▶ Your task
Please restate the records below verbatim, omitting every image they hold.

═══ Provided data ═══

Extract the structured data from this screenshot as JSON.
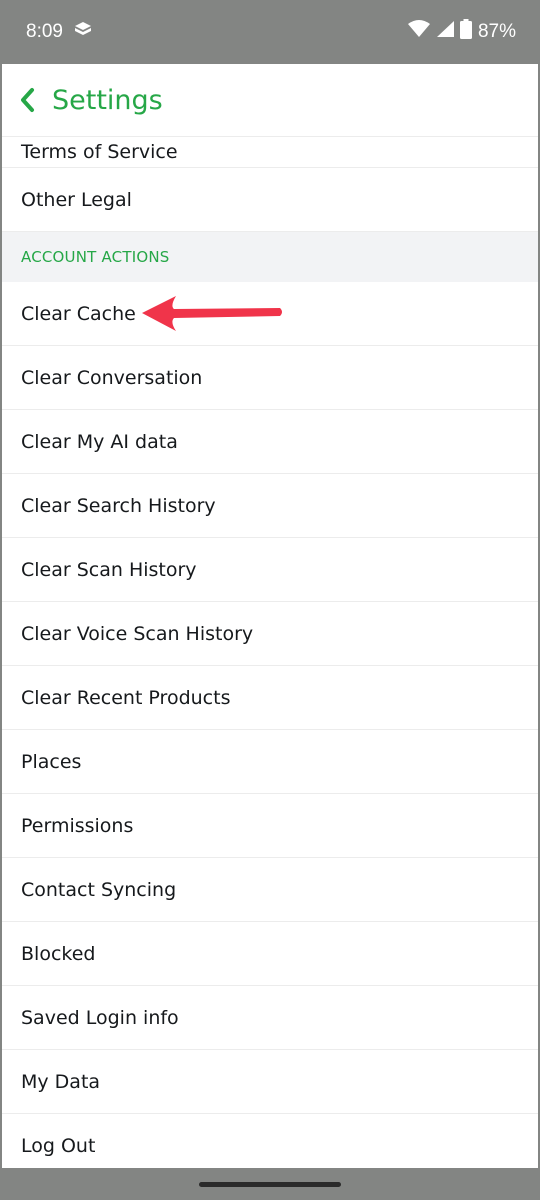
{
  "status_bar": {
    "time": "8:09",
    "battery": "87%",
    "icons": [
      "notification-icon",
      "wifi-icon",
      "signal-icon",
      "battery-icon"
    ]
  },
  "header": {
    "title": "Settings",
    "back_icon": "chevron-left-icon",
    "accent_color": "#26a747"
  },
  "list": {
    "partial_item": "Terms of Service",
    "top_item": "Other Legal",
    "section_title": "ACCOUNT ACTIONS",
    "items": [
      "Clear Cache",
      "Clear Conversation",
      "Clear My AI data",
      "Clear Search History",
      "Clear Scan History",
      "Clear Voice Scan History",
      "Clear Recent Products",
      "Places",
      "Permissions",
      "Contact Syncing",
      "Blocked",
      "Saved Login info",
      "My Data",
      "Log Out"
    ]
  },
  "annotation": {
    "icon": "red-arrow-icon",
    "color": "#f0344a",
    "points_to": "Clear Cache"
  }
}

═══

▶ Response area
Extract the structured data from this screenshot as JSON.
{
  "status_bar": {
    "time": "8:09",
    "battery": "87%",
    "icons": [
      "notification-icon",
      "wifi-icon",
      "signal-icon",
      "battery-icon"
    ]
  },
  "header": {
    "title": "Settings",
    "back_icon": "chevron-left-icon",
    "accent_color": "#26a747"
  },
  "list": {
    "partial_item": "Terms of Service",
    "top_item": "Other Legal",
    "section_title": "ACCOUNT ACTIONS",
    "items": [
      "Clear Cache",
      "Clear Conversation",
      "Clear My AI data",
      "Clear Search History",
      "Clear Scan History",
      "Clear Voice Scan History",
      "Clear Recent Products",
      "Places",
      "Permissions",
      "Contact Syncing",
      "Blocked",
      "Saved Login info",
      "My Data",
      "Log Out"
    ]
  },
  "annotation": {
    "icon": "red-arrow-icon",
    "color": "#f0344a",
    "points_to": "Clear Cache"
  }
}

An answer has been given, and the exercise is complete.